Instructions for the task ::
Would you please reproduce all the entries exactly, leaving the pictures out?

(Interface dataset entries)
========
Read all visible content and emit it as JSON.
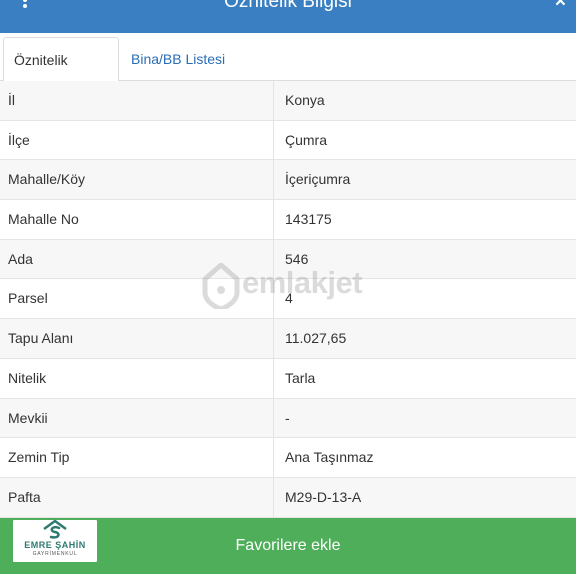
{
  "header": {
    "title": "Öznitelik Bilgisi",
    "close_label": "×"
  },
  "tabs": [
    {
      "label": "Öznitelik Bilgisi",
      "active": true
    },
    {
      "label": "Bina/BB Listesi",
      "active": false
    }
  ],
  "rows": [
    {
      "label": "İl",
      "value": "Konya"
    },
    {
      "label": "İlçe",
      "value": "Çumra"
    },
    {
      "label": "Mahalle/Köy",
      "value": "İçeriçumra"
    },
    {
      "label": "Mahalle No",
      "value": "143175"
    },
    {
      "label": "Ada",
      "value": "546"
    },
    {
      "label": "Parsel",
      "value": "4"
    },
    {
      "label": "Tapu Alanı",
      "value": "11.027,65"
    },
    {
      "label": "Nitelik",
      "value": "Tarla"
    },
    {
      "label": "Mevkii",
      "value": "-"
    },
    {
      "label": "Zemin Tip",
      "value": "Ana Taşınmaz"
    },
    {
      "label": "Pafta",
      "value": "M29-D-13-A"
    }
  ],
  "watermark": {
    "text": "emlakjet"
  },
  "footer": {
    "favorite_label": "Favorilere ekle",
    "logo_name": "EMRE ŞAHİN",
    "logo_sub": "GAYRİMENKUL"
  },
  "colors": {
    "header_bg": "#3a7fc1",
    "footer_bg": "#4fae5a",
    "link": "#2a6db5"
  }
}
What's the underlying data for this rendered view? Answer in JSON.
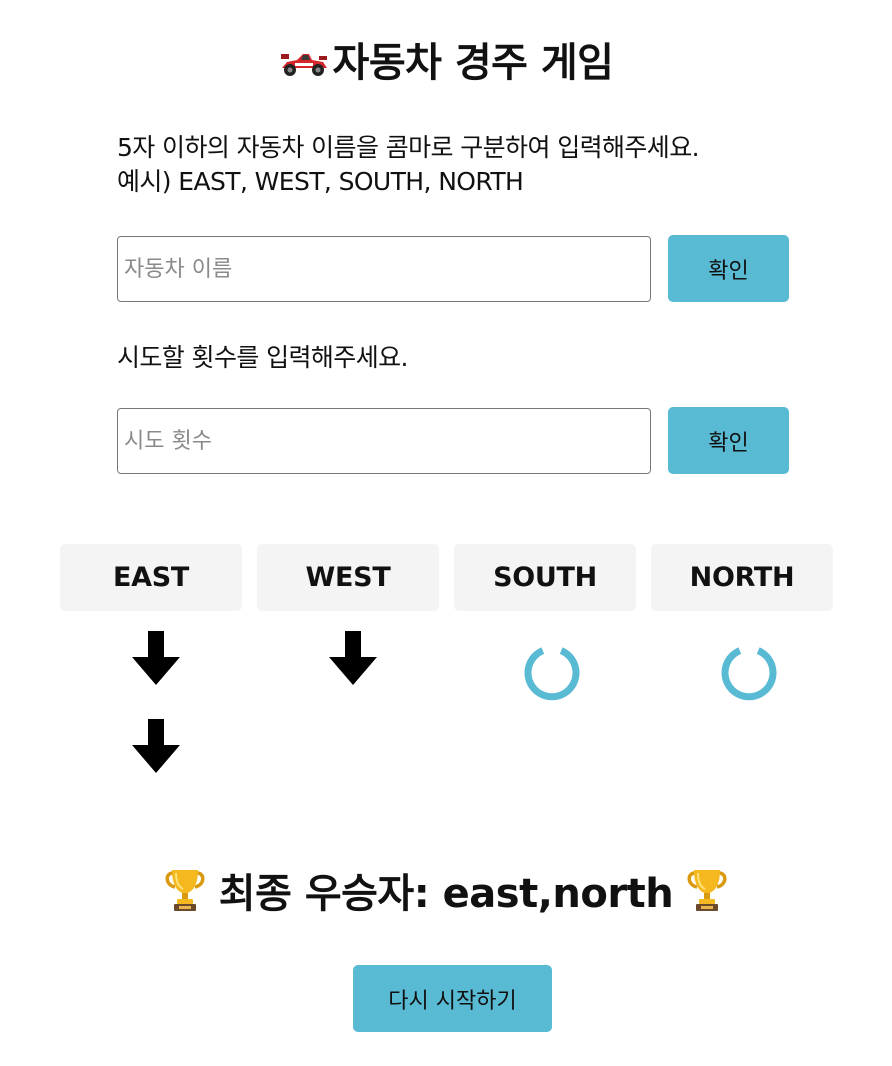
{
  "header": {
    "title": "자동차 경주 게임",
    "icon": "racing-car-icon"
  },
  "names_section": {
    "instruction_line1": "5자 이하의 자동차 이름을 콤마로 구분하여 입력해주세요.",
    "instruction_line2": "예시) EAST, WEST, SOUTH, NORTH",
    "input_value": "",
    "input_placeholder": "자동차 이름",
    "confirm_label": "확인"
  },
  "count_section": {
    "instruction": "시도할 횟수를 입력해주세요.",
    "input_value": "",
    "input_placeholder": "시도 횟수",
    "confirm_label": "확인"
  },
  "cars": [
    {
      "name": "EAST",
      "moves": 2,
      "status": "done",
      "indicator_icon": "arrow-down-icon"
    },
    {
      "name": "WEST",
      "moves": 1,
      "status": "done",
      "indicator_icon": "arrow-down-icon"
    },
    {
      "name": "SOUTH",
      "moves": 0,
      "status": "loading",
      "indicator_icon": "spinner-icon"
    },
    {
      "name": "NORTH",
      "moves": 0,
      "status": "loading",
      "indicator_icon": "spinner-icon"
    }
  ],
  "result": {
    "prefix": "최종 우승자:",
    "winners": "east,north",
    "icon": "trophy-icon"
  },
  "restart_label": "다시 시작하기",
  "colors": {
    "accent": "#58bad3",
    "car_card_bg": "#f4f4f4",
    "arrow": "#000000",
    "spinner": "#58bad3"
  }
}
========
Solved problem ::
Read all visible content and emit it as JSON.
{
  "header": {
    "title": "Öznitelik Bilgisi",
    "close_label": "×"
  },
  "tabs": [
    {
      "label": "Öznitelik Bilgisi",
      "active": true
    },
    {
      "label": "Bina/BB Listesi",
      "active": false
    }
  ],
  "rows": [
    {
      "label": "İl",
      "value": "Konya"
    },
    {
      "label": "İlçe",
      "value": "Çumra"
    },
    {
      "label": "Mahalle/Köy",
      "value": "İçeriçumra"
    },
    {
      "label": "Mahalle No",
      "value": "143175"
    },
    {
      "label": "Ada",
      "value": "546"
    },
    {
      "label": "Parsel",
      "value": "4"
    },
    {
      "label": "Tapu Alanı",
      "value": "11.027,65"
    },
    {
      "label": "Nitelik",
      "value": "Tarla"
    },
    {
      "label": "Mevkii",
      "value": "-"
    },
    {
      "label": "Zemin Tip",
      "value": "Ana Taşınmaz"
    },
    {
      "label": "Pafta",
      "value": "M29-D-13-A"
    }
  ],
  "watermark": {
    "text": "emlakjet"
  },
  "footer": {
    "favorite_label": "Favorilere ekle",
    "logo_name": "EMRE ŞAHİN",
    "logo_sub": "GAYRİMENKUL"
  },
  "colors": {
    "header_bg": "#3a7fc1",
    "footer_bg": "#4fae5a",
    "link": "#2a6db5"
  }
}
What's the underlying data for this rendered view? Answer in JSON.
{
  "header": {
    "title": "자동차 경주 게임",
    "icon": "racing-car-icon"
  },
  "names_section": {
    "instruction_line1": "5자 이하의 자동차 이름을 콤마로 구분하여 입력해주세요.",
    "instruction_line2": "예시) EAST, WEST, SOUTH, NORTH",
    "input_value": "",
    "input_placeholder": "자동차 이름",
    "confirm_label": "확인"
  },
  "count_section": {
    "instruction": "시도할 횟수를 입력해주세요.",
    "input_value": "",
    "input_placeholder": "시도 횟수",
    "confirm_label": "확인"
  },
  "cars": [
    {
      "name": "EAST",
      "moves": 2,
      "status": "done",
      "indicator_icon": "arrow-down-icon"
    },
    {
      "name": "WEST",
      "moves": 1,
      "status": "done",
      "indicator_icon": "arrow-down-icon"
    },
    {
      "name": "SOUTH",
      "moves": 0,
      "status": "loading",
      "indicator_icon": "spinner-icon"
    },
    {
      "name": "NORTH",
      "moves": 0,
      "status": "loading",
      "indicator_icon": "spinner-icon"
    }
  ],
  "result": {
    "prefix": "최종 우승자:",
    "winners": "east,north",
    "icon": "trophy-icon"
  },
  "restart_label": "다시 시작하기",
  "colors": {
    "accent": "#58bad3",
    "car_card_bg": "#f4f4f4",
    "arrow": "#000000",
    "spinner": "#58bad3"
  }
}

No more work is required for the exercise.